Company heavily fined after worker’s legs crushed in accident

hseA company in the south of England has been heavily fined by the courts after a worker’s legs were crushed in an industrial accident.

Secure Measures Limited was ordered to pay fines and costs amounting to £50,000 after a worker was trapped by a section of an old metal barge and suffered severe injuries to his legs.

Mr Lee Pownall was working for Secure Measures Limited as an engineer in November 2013 and had been instructed to dismantle an old metal barge in a dry dock in Erith, Kent. He was working with another worker making separate cuts in the same section of the barge. The other worker finished making the cuts to his section of the barge and his section broke apart. This led to the section that Mr Pownall was working on to fall away from the barge and onto him. The section of the barge trapped Mr Pownall’s legs, crushing them. He was rushed to hospital but subsequently had both his legs amputated above the knee.

The Health and Safety Executive (“HSE”) subsequently investigated the accident and found that there had been a number of health and safety breaches by Secure Measures Limited. Among other issues, the HSE found that Secure Measures Limited had carried out a risk assessment that identified measures that could control the risk associated with such work but that none of the control measures were followed. The HSE investigation recommended that Secure Measures Limited be prosecuted for a breach of the Health and Safety at Work etc Act 1974.

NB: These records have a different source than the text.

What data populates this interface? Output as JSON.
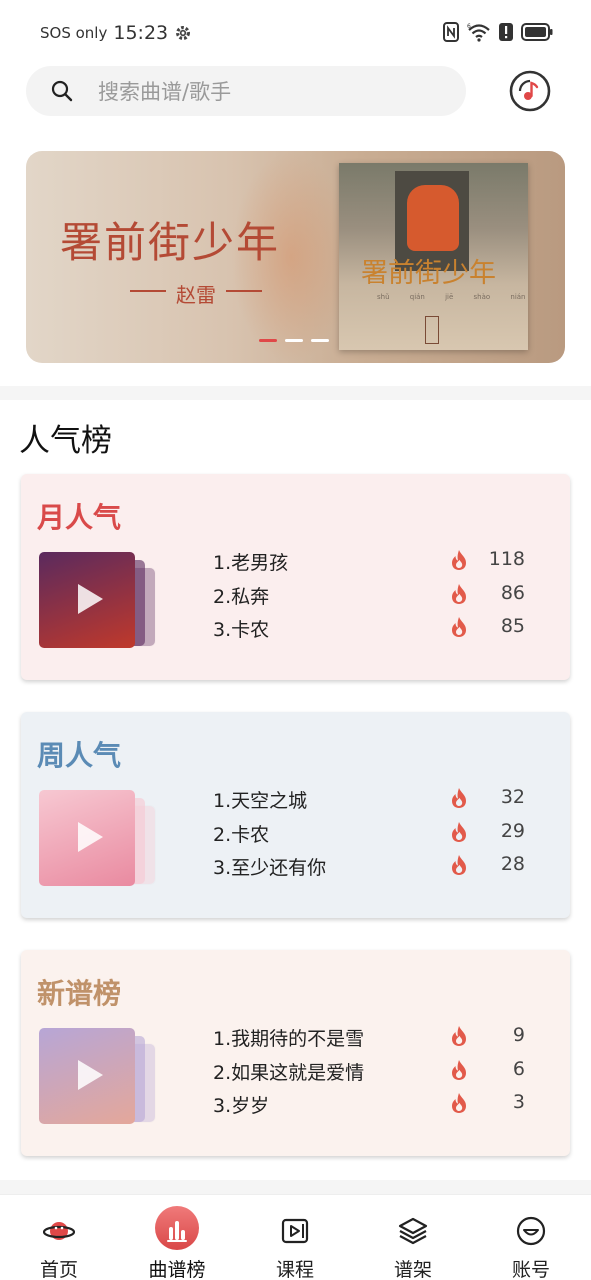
{
  "status_bar": {
    "carrier": "SOS only",
    "time": "15:23",
    "icons": [
      "gear-icon",
      "nfc-icon",
      "wifi-icon",
      "alert-icon",
      "battery-icon"
    ]
  },
  "search": {
    "placeholder": "搜索曲谱/歌手",
    "icon": "search-icon",
    "music_button_icon": "music-disc-icon"
  },
  "banner": {
    "title": "署前街少年",
    "artist": "赵雷",
    "album_title": "署前街少年",
    "album_pinyin": "shǔ qián jiē shào nián",
    "album_seal": "赵雷",
    "slides_total": 3,
    "active_slide": 1,
    "accent_color": "#e04848"
  },
  "section_title": "人气榜",
  "charts": [
    {
      "title": "月人气",
      "title_color": "#d94a4a",
      "bg_color": "#fbeeee",
      "cover_colors": [
        "#5a2a5e",
        "#c0392b"
      ],
      "items": [
        {
          "name": "1.老男孩",
          "count": "118"
        },
        {
          "name": "2.私奔",
          "count": "86"
        },
        {
          "name": "3.卡农",
          "count": "85"
        }
      ]
    },
    {
      "title": "周人气",
      "title_color": "#5b8bb5",
      "bg_color": "#edf1f5",
      "cover_colors": [
        "#f7c8d2",
        "#e98aa0"
      ],
      "items": [
        {
          "name": "1.天空之城",
          "count": "32"
        },
        {
          "name": "2.卡农",
          "count": "29"
        },
        {
          "name": "3.至少还有你",
          "count": "28"
        }
      ]
    },
    {
      "title": "新谱榜",
      "title_color": "#c0926a",
      "bg_color": "#fbf2ee",
      "cover_colors": [
        "#b7a6d6",
        "#e4a79a"
      ],
      "items": [
        {
          "name": "1.我期待的不是雪",
          "count": "9"
        },
        {
          "name": "2.如果这就是爱情",
          "count": "6"
        },
        {
          "name": "3.岁岁",
          "count": "3"
        }
      ]
    }
  ],
  "fire_color": "#e25a4a",
  "bottom_nav": [
    {
      "label": "首页",
      "icon": "planet-icon",
      "active": false
    },
    {
      "label": "曲谱榜",
      "icon": "chart-bars-icon",
      "active": true
    },
    {
      "label": "课程",
      "icon": "video-play-icon",
      "active": false
    },
    {
      "label": "谱架",
      "icon": "layers-icon",
      "active": false
    },
    {
      "label": "账号",
      "icon": "smile-face-icon",
      "active": false
    }
  ]
}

The case came to the Southwark Crown Court on 10 July 2015. Secure Measures Limited pleaded guilty to a breach of section 3(1) of the Health and Safety at Work etc Act 1974 and was fined £42,000, as well as being ordered to pay £8,000 in costs.

HSE inspector Matt Raine commented after the judgment of the court: “I would hope this HSE prosecution, and the fine imposed by the court, will be a reminder to employers to ensure that work is always planned, risks are identified and where proportionate measures are identified that can reduce the risk, these are followed.”

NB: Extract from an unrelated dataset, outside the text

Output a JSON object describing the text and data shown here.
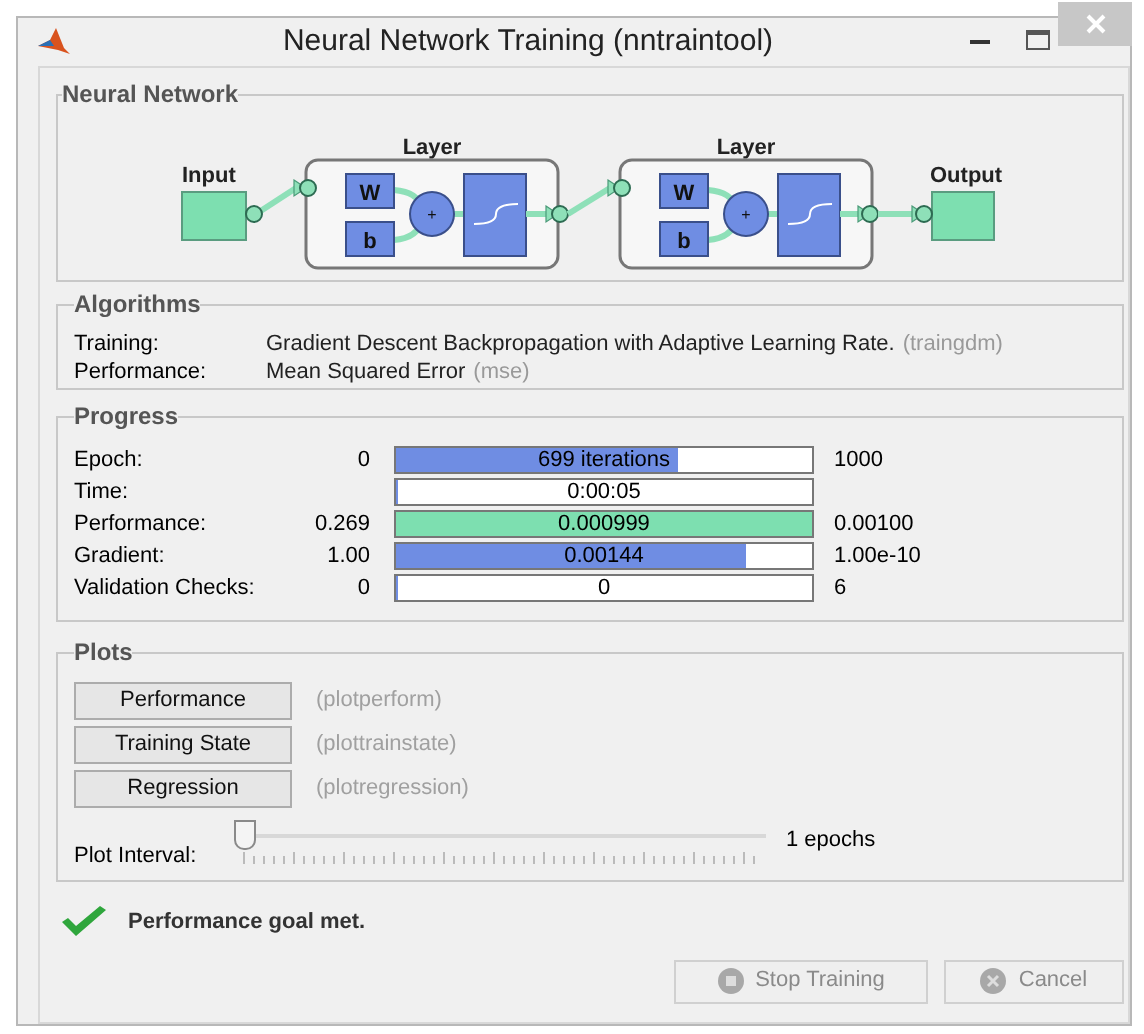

Chris Hadrill, a solicitor at Redmans, commented on the case: “Employers should always undertake risk assessments to ensure that any risks are identified and that measures are taken to protect against any dangers – a failure to do so by employers could potentially result in not only civil lawsuits but also criminal prosecutions, as in this case.”